Video Instruction can be a CRAZY AWESOME tool for your teaching arsenal. Especially right now, kids are very interested in quick videos. They already rely on YouTube to learn how to do things (like build Minecraft stuff). We can ride that tidal wave and improve our teaching in the process! Creating your own video instruction can be a personal project so that your videos match what you normally say. These three ways to use video instruction with students can help guide you in your video planning!
1. Flipped Instruction
I am a big advocate of flipped instruction (you may have guessed – haha) and the self-starting students that it cultivates. You can learn more about flipped instruction here but the basic idea is this:
- Students view a lesson outside of class time to learn something new
- When they come to class, you go over the concept together and they try it
- In the beginning stages of students working on something new, they are with their teacher to guide them instead of at home getting frustrated
Here’s one of my go-to videos each year that I use with my students. I have them watch this on their own before we put clarinets together during class time. This video gives every student a front row “private lesson” view of what I am talking about. Once they have watched it on their own, we try it together in class.

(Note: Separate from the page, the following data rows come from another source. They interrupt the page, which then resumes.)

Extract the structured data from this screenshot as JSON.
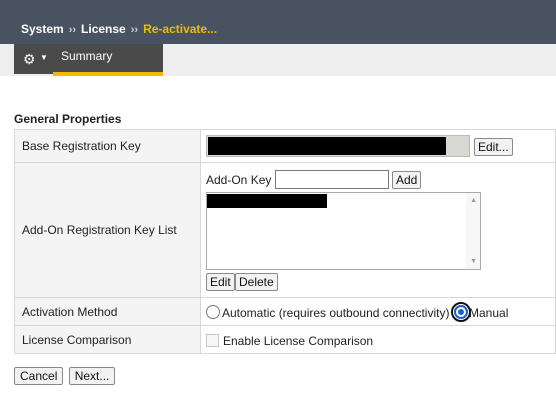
{
  "header": {
    "crumbs": [
      "System",
      "License"
    ],
    "separator": "››",
    "active_crumb": "Re-activate..."
  },
  "tabs": {
    "gear_icon": "gear-icon",
    "summary_label": "Summary"
  },
  "section": {
    "title": "General Properties"
  },
  "rows": {
    "base_key": {
      "label": "Base Registration Key",
      "edit_label": "Edit..."
    },
    "addon": {
      "label": "Add-On Registration Key List",
      "key_label": "Add-On Key",
      "key_value": "",
      "add_label": "Add",
      "edit_label": "Edit",
      "delete_label": "Delete"
    },
    "activation": {
      "label": "Activation Method",
      "automatic_label": "Automatic (requires outbound connectivity)",
      "manual_label": "Manual",
      "selected": "Manual"
    },
    "comparison": {
      "label": "License Comparison",
      "checkbox_label": "Enable License Comparison",
      "checked": false
    }
  },
  "footer": {
    "cancel_label": "Cancel",
    "next_label": "Next..."
  },
  "colors": {
    "header_bg": "#495261",
    "tab_bg": "#4a4a4a",
    "accent": "#f5b800",
    "radio_selected": "#1a5fd0"
  }
}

I even play and pause the video between steps when we do it the first time in class.
You can use video instruction like this to teach literally ANYTHING. I happen to prefer using it for big “front row seat” kinds of lessons OR lessons which I want to make sure that I teach really perfectly. I feel strongly that flipped lessons should be majorly important so that they can retain their value with students. Think: big rhythmic or theory concepts, demonstration of a skill (marching band!), showing a technique or process visually. Your options are endless!
A video is a great way for your students to “take” your instruction home with them. Probably just as frequently as I post a “flipped” style video, I post one that is a review. I think that these are the videos that my students are most grateful for, because when they forget how to do something or how I worded something, they can easily and quickly find help.
These types of videos make your online classroom more valuable to students because they know they can get help when they go there!
This is a video that I post on the Feed of our Google Classroom. This goes home with students for the weekend after we have learned how to put reeds on. While it could also be used as a “flipped” style video lesson, it provides a good walkthrough review for students who are doing it on their own at home. This is the kind of video that kids frequently ask me to post so that I can still “help” them at home.
3. Co-Teaching during Class
One final way (but this list is not finite!) to use video instruction is to use it as your own personal Co-Teacher! When I am teaching a lesson like the one in the video below, it can get a little repetitive from class to class. Planning to use this video as the “teacher” and myself as the walk-around-checker and reinforcer of concepts works really well.
While the video plays, I’m in between the rows checking for understanding. I can always pause and rewind as needed to practice with the students. I can add in comments as needed. Bonus: I always know what my co-teacher is thinking (because I’ve watched the video!)
While it can be really helpful to create your own video content for students, you don’t have to! Go check out YouTube and I bet you’ll find something that just might work for you!
If you decide to create your own content, know that there are many ways to use your video instruction with students!
How do YOU use video content with your students?